Both stories have elements that ring true. Brown clearly committed a theft, for which he needed to be apprehended and arrested. Moreover, his considerable size and weight would have intimidated most officers, who, by virtue of the nature of their jobs, live in perpetual fear for their lives. On the other hand, it is not difficult to believe that Wilson also inappropriately provoked Brown, thereby leading to an avoidable tragedy. For this reason I believe that Wilson should have been indicted, if only on a lesser charge like involuntary manslaughter, so that he and the witnesses to the tragedy could have been cross-examined publicly in a court of law.
One of the most difficult tasks for human beings is to accept that there are elements of truth in widely conflicting accounts of horrific tragedies. But that is the task with which we humans are charged repeatedly. What single story ever has a monopoly on truth? If there is ever anything approaching the truth, is it not arrived at and known through the clashing of two widely conflicting accounts of events?
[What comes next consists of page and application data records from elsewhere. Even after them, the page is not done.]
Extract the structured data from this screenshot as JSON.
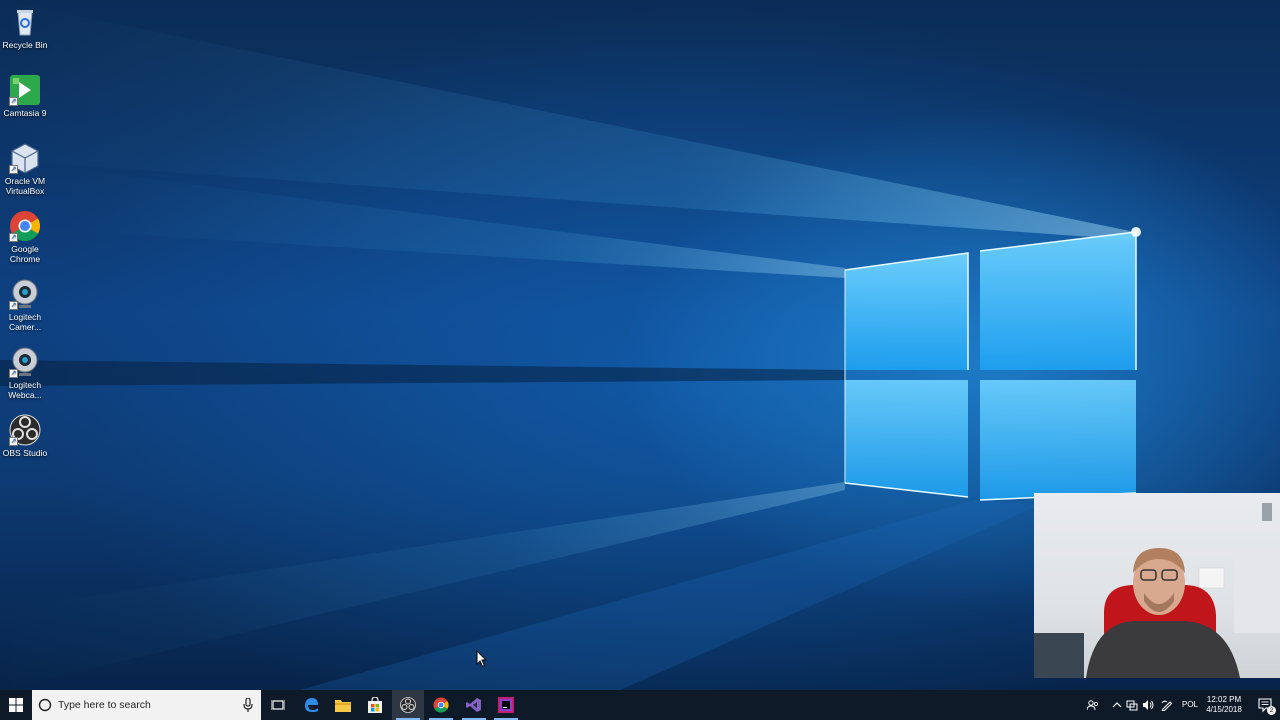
{
  "desktop": {
    "icons": [
      {
        "label": "Recycle Bin",
        "icon": "recycle-bin-icon"
      },
      {
        "label": "Camtasia 9",
        "icon": "camtasia-icon"
      },
      {
        "label": "Oracle VM VirtualBox",
        "icon": "virtualbox-icon"
      },
      {
        "label": "Google Chrome",
        "icon": "chrome-icon"
      },
      {
        "label": "Logitech Camer...",
        "icon": "logitech-camera-icon"
      },
      {
        "label": "Logitech Webca...",
        "icon": "logitech-webcam-icon"
      },
      {
        "label": "OBS Studio",
        "icon": "obs-icon"
      }
    ],
    "wallpaper": "windows-10-hero",
    "accent_color": "#3fb4ff"
  },
  "taskbar": {
    "search_placeholder": "Type here to search",
    "pinned": [
      {
        "name": "task-view",
        "icon": "task-view-icon"
      },
      {
        "name": "edge",
        "icon": "edge-icon"
      },
      {
        "name": "file-explorer",
        "icon": "folder-icon"
      },
      {
        "name": "store",
        "icon": "store-icon"
      },
      {
        "name": "obs",
        "icon": "obs-icon",
        "running": true,
        "active": true
      },
      {
        "name": "chrome",
        "icon": "chrome-icon",
        "running": true
      },
      {
        "name": "visual-studio",
        "icon": "visual-studio-icon",
        "running": true
      },
      {
        "name": "rider",
        "icon": "rider-icon",
        "running": true
      }
    ],
    "language": "POL",
    "time": "12:02 PM",
    "date": "4/15/2018",
    "notification_count": "2"
  }
}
All of this suggests what is required if we are to move on, and why it’s so difficult for us to do so. Those who believe the first story have to accept that in not indicting Wilson, justice was not done in the eyes of those who believe the second story. And those who believe the second story have to accept that Michael Brown was not entirely innocent. But in no way does the theft justify his being shot, let alone fatally.
In short, both sides have to accept a fundamental part of the other’s story.
F. Scott Fitzgerald put it best when he wrote that “the test of a first-rate intelligence is the ability to hold two opposed ideas in the mind at the same time, and still retain the ability to function.” We are far indeed from even approaching a society with “first-rate intelligence.”
Ian I. Mitroff is a professor emeritus at USC. He is a senior research associate in the Center for Catastrophic Risk Management at UC Berkeley. He is currently at work on a book, Dumb, Deranged, and Dangerous: A Brief Guide to Combating Dumb Arguments.